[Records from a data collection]

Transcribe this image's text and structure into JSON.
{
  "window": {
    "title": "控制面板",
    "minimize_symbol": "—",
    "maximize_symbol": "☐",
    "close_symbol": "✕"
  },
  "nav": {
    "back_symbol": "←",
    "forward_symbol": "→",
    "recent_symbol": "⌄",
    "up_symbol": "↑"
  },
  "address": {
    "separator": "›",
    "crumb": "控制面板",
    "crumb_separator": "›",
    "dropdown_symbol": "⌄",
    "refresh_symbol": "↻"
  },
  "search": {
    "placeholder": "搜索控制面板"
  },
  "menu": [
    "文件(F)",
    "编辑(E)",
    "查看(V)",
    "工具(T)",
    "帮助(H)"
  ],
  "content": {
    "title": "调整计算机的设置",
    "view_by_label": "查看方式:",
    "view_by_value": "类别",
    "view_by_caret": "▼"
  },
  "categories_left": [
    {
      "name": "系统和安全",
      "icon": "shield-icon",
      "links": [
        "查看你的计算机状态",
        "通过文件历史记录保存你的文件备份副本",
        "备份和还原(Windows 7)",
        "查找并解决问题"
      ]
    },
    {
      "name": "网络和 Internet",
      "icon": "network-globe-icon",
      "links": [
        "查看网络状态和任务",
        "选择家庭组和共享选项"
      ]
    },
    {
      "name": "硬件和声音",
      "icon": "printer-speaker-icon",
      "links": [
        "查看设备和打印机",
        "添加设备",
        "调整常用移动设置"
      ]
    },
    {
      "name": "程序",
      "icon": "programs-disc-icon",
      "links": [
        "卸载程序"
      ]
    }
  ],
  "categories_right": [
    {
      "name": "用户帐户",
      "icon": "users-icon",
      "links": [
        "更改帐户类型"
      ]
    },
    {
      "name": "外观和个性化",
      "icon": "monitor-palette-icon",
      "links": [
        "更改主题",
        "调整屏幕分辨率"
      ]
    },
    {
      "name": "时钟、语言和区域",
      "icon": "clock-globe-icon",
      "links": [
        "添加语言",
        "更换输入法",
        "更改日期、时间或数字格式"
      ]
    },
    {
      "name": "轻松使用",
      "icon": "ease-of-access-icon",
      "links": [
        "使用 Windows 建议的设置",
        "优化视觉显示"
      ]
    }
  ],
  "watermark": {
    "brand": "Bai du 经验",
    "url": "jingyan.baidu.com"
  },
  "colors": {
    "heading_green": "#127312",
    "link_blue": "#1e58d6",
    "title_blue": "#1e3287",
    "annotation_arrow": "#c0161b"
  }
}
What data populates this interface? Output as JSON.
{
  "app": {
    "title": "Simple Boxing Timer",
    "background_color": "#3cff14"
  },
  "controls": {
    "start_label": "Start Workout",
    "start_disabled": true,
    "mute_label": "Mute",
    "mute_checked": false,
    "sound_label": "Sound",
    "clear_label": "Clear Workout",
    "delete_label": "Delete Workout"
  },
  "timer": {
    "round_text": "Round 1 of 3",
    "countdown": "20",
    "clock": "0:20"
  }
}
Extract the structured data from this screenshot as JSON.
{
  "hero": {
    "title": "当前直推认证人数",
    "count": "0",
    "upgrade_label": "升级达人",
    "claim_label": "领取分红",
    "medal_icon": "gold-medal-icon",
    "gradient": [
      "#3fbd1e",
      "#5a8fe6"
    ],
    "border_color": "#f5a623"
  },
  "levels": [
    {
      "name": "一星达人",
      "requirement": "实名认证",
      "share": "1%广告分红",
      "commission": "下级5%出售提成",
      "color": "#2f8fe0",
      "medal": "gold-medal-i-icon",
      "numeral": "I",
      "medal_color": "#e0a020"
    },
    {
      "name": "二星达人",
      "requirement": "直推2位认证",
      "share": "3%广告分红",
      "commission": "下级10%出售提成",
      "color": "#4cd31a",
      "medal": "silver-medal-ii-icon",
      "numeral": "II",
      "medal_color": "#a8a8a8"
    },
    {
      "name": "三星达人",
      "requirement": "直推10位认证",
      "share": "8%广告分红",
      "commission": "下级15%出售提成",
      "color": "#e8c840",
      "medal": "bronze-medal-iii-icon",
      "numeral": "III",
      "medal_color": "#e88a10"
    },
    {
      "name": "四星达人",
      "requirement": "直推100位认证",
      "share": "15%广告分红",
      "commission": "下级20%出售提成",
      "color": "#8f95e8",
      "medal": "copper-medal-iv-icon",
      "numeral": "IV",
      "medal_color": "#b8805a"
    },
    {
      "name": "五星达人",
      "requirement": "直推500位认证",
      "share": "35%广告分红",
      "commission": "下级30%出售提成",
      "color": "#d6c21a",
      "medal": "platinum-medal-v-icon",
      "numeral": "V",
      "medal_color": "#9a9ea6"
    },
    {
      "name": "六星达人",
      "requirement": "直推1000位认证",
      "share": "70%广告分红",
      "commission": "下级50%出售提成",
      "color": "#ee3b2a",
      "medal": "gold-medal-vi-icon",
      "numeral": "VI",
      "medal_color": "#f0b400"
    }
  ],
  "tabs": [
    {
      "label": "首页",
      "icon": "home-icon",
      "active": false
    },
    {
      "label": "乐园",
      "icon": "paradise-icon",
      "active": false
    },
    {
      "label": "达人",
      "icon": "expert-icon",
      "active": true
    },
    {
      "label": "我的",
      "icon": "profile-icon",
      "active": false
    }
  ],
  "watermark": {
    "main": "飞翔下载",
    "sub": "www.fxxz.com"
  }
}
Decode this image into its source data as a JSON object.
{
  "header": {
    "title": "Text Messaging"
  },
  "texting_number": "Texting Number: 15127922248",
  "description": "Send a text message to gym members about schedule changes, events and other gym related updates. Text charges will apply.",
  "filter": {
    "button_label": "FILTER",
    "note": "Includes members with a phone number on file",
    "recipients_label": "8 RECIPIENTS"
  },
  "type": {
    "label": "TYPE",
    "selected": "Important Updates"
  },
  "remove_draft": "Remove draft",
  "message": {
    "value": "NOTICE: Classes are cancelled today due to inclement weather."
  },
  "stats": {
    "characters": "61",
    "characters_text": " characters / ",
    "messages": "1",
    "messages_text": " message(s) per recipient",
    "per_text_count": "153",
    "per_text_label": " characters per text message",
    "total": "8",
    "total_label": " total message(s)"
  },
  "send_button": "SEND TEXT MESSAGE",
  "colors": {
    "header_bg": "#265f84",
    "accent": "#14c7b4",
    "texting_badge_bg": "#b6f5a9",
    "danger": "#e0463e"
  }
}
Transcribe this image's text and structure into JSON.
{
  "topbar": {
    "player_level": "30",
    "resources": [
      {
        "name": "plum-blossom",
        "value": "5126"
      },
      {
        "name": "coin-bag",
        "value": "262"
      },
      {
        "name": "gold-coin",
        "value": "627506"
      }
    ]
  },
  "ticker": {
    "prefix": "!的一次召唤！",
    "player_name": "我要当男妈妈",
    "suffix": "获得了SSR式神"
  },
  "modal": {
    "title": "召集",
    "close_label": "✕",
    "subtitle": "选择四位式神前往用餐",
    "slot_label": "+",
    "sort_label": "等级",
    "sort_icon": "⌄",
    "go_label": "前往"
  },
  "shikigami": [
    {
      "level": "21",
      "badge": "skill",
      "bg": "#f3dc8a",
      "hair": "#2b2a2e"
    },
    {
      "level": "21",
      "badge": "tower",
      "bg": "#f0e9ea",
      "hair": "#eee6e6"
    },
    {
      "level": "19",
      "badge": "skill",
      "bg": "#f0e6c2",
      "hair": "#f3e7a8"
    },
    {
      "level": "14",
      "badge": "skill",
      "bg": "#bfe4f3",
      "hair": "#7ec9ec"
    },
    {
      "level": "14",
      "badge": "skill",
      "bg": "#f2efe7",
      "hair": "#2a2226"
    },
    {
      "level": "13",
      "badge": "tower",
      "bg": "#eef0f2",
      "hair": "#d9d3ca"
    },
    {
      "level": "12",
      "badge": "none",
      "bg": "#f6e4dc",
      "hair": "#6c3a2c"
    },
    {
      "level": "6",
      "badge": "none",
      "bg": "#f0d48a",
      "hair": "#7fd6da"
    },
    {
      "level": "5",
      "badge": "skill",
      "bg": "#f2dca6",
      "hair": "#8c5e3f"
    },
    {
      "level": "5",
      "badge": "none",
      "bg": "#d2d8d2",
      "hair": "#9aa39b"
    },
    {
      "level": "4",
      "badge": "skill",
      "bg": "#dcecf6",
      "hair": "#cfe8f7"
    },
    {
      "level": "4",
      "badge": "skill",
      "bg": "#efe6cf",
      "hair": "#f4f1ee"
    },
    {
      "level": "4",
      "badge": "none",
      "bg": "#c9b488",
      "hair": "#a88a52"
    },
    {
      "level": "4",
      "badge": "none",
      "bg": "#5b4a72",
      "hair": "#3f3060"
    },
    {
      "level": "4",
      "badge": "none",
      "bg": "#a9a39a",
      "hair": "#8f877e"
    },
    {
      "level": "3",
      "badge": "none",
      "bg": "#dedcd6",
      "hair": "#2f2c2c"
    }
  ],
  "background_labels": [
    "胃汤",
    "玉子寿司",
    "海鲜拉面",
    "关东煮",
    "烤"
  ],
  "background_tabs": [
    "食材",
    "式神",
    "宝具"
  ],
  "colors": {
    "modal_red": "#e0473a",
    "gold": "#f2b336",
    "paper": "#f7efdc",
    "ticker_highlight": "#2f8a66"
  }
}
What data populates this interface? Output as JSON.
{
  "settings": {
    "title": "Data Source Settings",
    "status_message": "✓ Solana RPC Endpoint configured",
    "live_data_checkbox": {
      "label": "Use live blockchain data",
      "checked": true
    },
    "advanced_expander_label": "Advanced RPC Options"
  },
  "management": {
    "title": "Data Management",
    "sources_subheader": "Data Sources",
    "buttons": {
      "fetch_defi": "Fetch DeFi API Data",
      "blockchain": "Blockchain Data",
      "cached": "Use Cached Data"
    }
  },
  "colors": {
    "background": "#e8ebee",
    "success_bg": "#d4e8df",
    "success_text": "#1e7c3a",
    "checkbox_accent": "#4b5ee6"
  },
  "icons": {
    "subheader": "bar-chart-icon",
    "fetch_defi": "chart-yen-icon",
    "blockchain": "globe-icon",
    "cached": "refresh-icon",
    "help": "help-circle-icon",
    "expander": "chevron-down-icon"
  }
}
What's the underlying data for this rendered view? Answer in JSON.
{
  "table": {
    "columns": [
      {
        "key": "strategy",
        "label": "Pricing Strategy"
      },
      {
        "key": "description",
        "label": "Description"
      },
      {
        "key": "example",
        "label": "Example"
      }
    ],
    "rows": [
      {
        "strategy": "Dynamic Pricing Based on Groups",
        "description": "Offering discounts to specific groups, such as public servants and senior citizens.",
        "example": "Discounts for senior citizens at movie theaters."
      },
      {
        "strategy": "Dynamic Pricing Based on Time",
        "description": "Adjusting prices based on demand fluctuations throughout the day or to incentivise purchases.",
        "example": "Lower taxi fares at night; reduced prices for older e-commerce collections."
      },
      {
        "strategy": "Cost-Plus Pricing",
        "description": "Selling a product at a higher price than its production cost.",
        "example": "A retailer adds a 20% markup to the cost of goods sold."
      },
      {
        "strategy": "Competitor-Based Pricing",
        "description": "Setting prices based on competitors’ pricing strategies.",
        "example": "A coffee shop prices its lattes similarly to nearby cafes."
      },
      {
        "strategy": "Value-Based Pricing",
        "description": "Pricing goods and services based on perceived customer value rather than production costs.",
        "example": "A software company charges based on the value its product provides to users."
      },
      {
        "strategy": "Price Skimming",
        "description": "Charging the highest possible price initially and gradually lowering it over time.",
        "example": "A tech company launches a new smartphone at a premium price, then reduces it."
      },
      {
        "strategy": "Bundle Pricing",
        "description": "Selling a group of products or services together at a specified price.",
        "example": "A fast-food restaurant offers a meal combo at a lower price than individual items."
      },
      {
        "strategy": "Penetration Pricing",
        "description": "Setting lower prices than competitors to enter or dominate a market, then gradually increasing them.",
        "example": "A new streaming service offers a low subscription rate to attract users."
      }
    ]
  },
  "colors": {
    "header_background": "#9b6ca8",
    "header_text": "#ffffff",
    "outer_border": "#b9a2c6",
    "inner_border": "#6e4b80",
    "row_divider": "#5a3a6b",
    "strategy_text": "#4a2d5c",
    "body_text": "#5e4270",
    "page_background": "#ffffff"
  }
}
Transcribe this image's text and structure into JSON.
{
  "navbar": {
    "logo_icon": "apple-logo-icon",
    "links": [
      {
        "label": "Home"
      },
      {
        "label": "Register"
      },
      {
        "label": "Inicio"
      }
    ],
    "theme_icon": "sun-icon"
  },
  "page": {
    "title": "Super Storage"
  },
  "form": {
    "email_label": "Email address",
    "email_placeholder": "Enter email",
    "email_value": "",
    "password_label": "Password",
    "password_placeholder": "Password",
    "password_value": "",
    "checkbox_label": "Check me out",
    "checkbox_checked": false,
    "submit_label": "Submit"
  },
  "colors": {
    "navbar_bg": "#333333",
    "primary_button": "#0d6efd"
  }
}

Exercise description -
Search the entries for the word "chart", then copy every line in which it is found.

Answer for the task -
    "subheader": "bar-chart-icon",
    "fetch_defi": "chart-yen-icon",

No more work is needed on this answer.